What to do:
Which lines in the records below contain the word "user"? Report each of them.

Working data:
==*==

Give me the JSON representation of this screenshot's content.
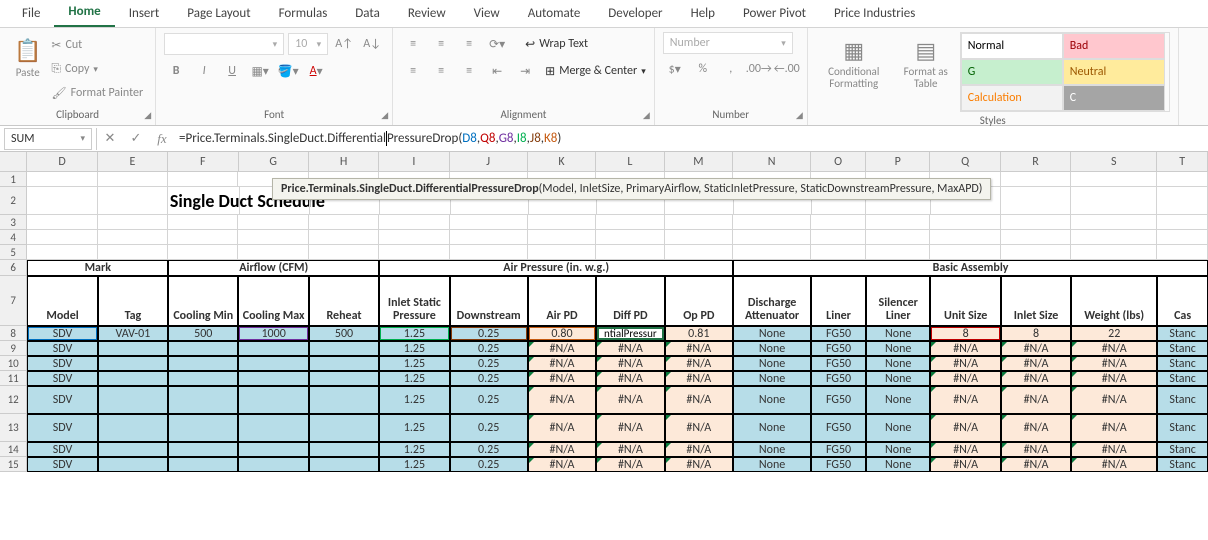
{
  "ribbon": {
    "tabs": [
      "File",
      "Home",
      "Insert",
      "Page Layout",
      "Formulas",
      "Data",
      "Review",
      "View",
      "Automate",
      "Developer",
      "Help",
      "Power Pivot",
      "Price Industries"
    ],
    "active_tab": "Home",
    "clipboard": {
      "label": "Clipboard",
      "paste": "Paste",
      "cut": "Cut",
      "copy": "Copy",
      "fp": "Format Painter"
    },
    "font": {
      "label": "Font",
      "size": "10",
      "b": "B",
      "i": "I",
      "u": "U"
    },
    "alignment": {
      "label": "Alignment",
      "wrap": "Wrap Text",
      "merge": "Merge & Center"
    },
    "number": {
      "label": "Number",
      "format": "Number"
    },
    "styles": {
      "label": "Styles",
      "cond": "Conditional Formatting",
      "table": "Format as Table",
      "gallery": [
        {
          "t": "Normal",
          "bg": "#fff",
          "c": "#000"
        },
        {
          "t": "Bad",
          "bg": "#ffc7ce",
          "c": "#9c0006"
        },
        {
          "t": "G",
          "bg": "#c6efce",
          "c": "#006100"
        },
        {
          "t": "Neutral",
          "bg": "#ffeb9c",
          "c": "#9c5700"
        },
        {
          "t": "Calculation",
          "bg": "#f2f2f2",
          "c": "#fa7d00"
        },
        {
          "t": "C",
          "bg": "#a5a5a5",
          "c": "#fff"
        }
      ]
    }
  },
  "formula_bar": {
    "name_box": "SUM",
    "prefix": "=Price.Terminals.SingleDuct.Differential",
    "mid": "PressureDrop(",
    "args": [
      "D8",
      "Q8",
      "G8",
      "I8",
      "J8",
      "K8"
    ],
    "suffix": ")",
    "tooltip_fn": "Price.Terminals.SingleDuct.DifferentialPressureDrop",
    "tooltip_params": "(Model, InletSize, PrimaryAirflow, StaticInletPressure, StaticDownstreamPressure, MaxAPD)"
  },
  "sheet": {
    "title": "Single Duct Schedule",
    "col_letters": [
      "D",
      "E",
      "F",
      "G",
      "H",
      "I",
      "J",
      "K",
      "L",
      "M",
      "N",
      "O",
      "P",
      "Q",
      "R",
      "S",
      "T"
    ],
    "group_headers": {
      "mark": "Mark",
      "airflow": "Airflow (CFM)",
      "pressure": "Air Pressure (in. w.g.)",
      "assembly": "Basic Assembly"
    },
    "sub_headers": [
      "Model",
      "Tag",
      "Cooling Min",
      "Cooling Max",
      "Reheat",
      "Inlet Static Pressure",
      "Downstream",
      "Air PD",
      "Diff PD",
      "Op PD",
      "Discharge Attenuator",
      "Liner",
      "Silencer Liner",
      "Unit Size",
      "Inlet Size",
      "Weight (lbs)",
      "Cas"
    ],
    "rows": [
      {
        "n": 8,
        "v": [
          "SDV",
          "VAV-01",
          "500",
          "1000",
          "500",
          "1.25",
          "0.25",
          "0.80",
          "ntialPressur",
          "0.81",
          "None",
          "FG50",
          "None",
          "8",
          "8",
          "22",
          "Stanc"
        ],
        "edit": true
      },
      {
        "n": 9,
        "v": [
          "SDV",
          "",
          "",
          "",
          "",
          "1.25",
          "0.25",
          "#N/A",
          "#N/A",
          "#N/A",
          "None",
          "FG50",
          "None",
          "#N/A",
          "#N/A",
          "#N/A",
          "Stanc"
        ]
      },
      {
        "n": 10,
        "v": [
          "SDV",
          "",
          "",
          "",
          "",
          "1.25",
          "0.25",
          "#N/A",
          "#N/A",
          "#N/A",
          "None",
          "FG50",
          "None",
          "#N/A",
          "#N/A",
          "#N/A",
          "Stanc"
        ]
      },
      {
        "n": 11,
        "v": [
          "SDV",
          "",
          "",
          "",
          "",
          "1.25",
          "0.25",
          "#N/A",
          "#N/A",
          "#N/A",
          "None",
          "FG50",
          "None",
          "#N/A",
          "#N/A",
          "#N/A",
          "Stanc"
        ]
      },
      {
        "n": 12,
        "v": [
          "SDV",
          "",
          "",
          "",
          "",
          "1.25",
          "0.25",
          "#N/A",
          "#N/A",
          "#N/A",
          "None",
          "FG50",
          "None",
          "#N/A",
          "#N/A",
          "#N/A",
          "Stanc"
        ],
        "tall": true
      },
      {
        "n": 13,
        "v": [
          "SDV",
          "",
          "",
          "",
          "",
          "1.25",
          "0.25",
          "#N/A",
          "#N/A",
          "#N/A",
          "None",
          "FG50",
          "None",
          "#N/A",
          "#N/A",
          "#N/A",
          "Stanc"
        ],
        "tall": true
      },
      {
        "n": 14,
        "v": [
          "SDV",
          "",
          "",
          "",
          "",
          "1.25",
          "0.25",
          "#N/A",
          "#N/A",
          "#N/A",
          "None",
          "FG50",
          "None",
          "#N/A",
          "#N/A",
          "#N/A",
          "Stanc"
        ]
      },
      {
        "n": 15,
        "v": [
          "SDV",
          "",
          "",
          "",
          "",
          "1.25",
          "0.25",
          "#N/A",
          "#N/A",
          "#N/A",
          "None",
          "FG50",
          "None",
          "#N/A",
          "#N/A",
          "#N/A",
          "Stanc"
        ]
      }
    ]
  }
}
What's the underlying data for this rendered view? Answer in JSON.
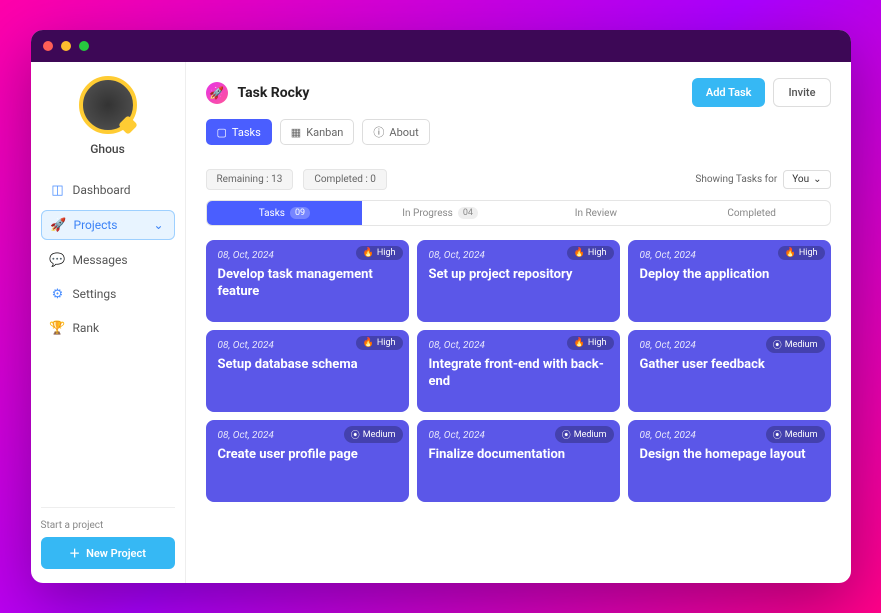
{
  "user": {
    "name": "Ghous"
  },
  "nav": {
    "dashboard": "Dashboard",
    "projects": "Projects",
    "messages": "Messages",
    "settings": "Settings",
    "rank": "Rank"
  },
  "sidebar": {
    "startLabel": "Start a project",
    "newProjectLabel": "New Project"
  },
  "header": {
    "appTitle": "Task Rocky",
    "addTask": "Add Task",
    "invite": "Invite"
  },
  "viewTabs": {
    "tasks": "Tasks",
    "kanban": "Kanban",
    "about": "About"
  },
  "stats": {
    "remainingLabel": "Remaining :",
    "remainingCount": "13",
    "completedLabel": "Completed :",
    "completedCount": "0",
    "showingLabel": "Showing Tasks for",
    "you": "You"
  },
  "statusTabs": {
    "tasks": {
      "label": "Tasks",
      "count": "09"
    },
    "inProgress": {
      "label": "In Progress",
      "count": "04"
    },
    "inReview": {
      "label": "In Review"
    },
    "completed": {
      "label": "Completed"
    }
  },
  "priorities": {
    "high": "High",
    "medium": "Medium"
  },
  "cards": [
    {
      "date": "08, Oct, 2024",
      "title": "Develop task management feature",
      "priority": "high"
    },
    {
      "date": "08, Oct, 2024",
      "title": "Set up project repository",
      "priority": "high"
    },
    {
      "date": "08, Oct, 2024",
      "title": "Deploy the application",
      "priority": "high"
    },
    {
      "date": "08, Oct, 2024",
      "title": "Setup database schema",
      "priority": "high"
    },
    {
      "date": "08, Oct, 2024",
      "title": "Integrate front-end with back-end",
      "priority": "high"
    },
    {
      "date": "08, Oct, 2024",
      "title": "Gather user feedback",
      "priority": "medium"
    },
    {
      "date": "08, Oct, 2024",
      "title": "Create user profile page",
      "priority": "medium"
    },
    {
      "date": "08, Oct, 2024",
      "title": "Finalize documentation",
      "priority": "medium"
    },
    {
      "date": "08, Oct, 2024",
      "title": "Design the homepage layout",
      "priority": "medium"
    }
  ]
}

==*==

Solution for this problem:
  "user": {
      "title": "Gather user feedback",
      "title": "Create user profile page",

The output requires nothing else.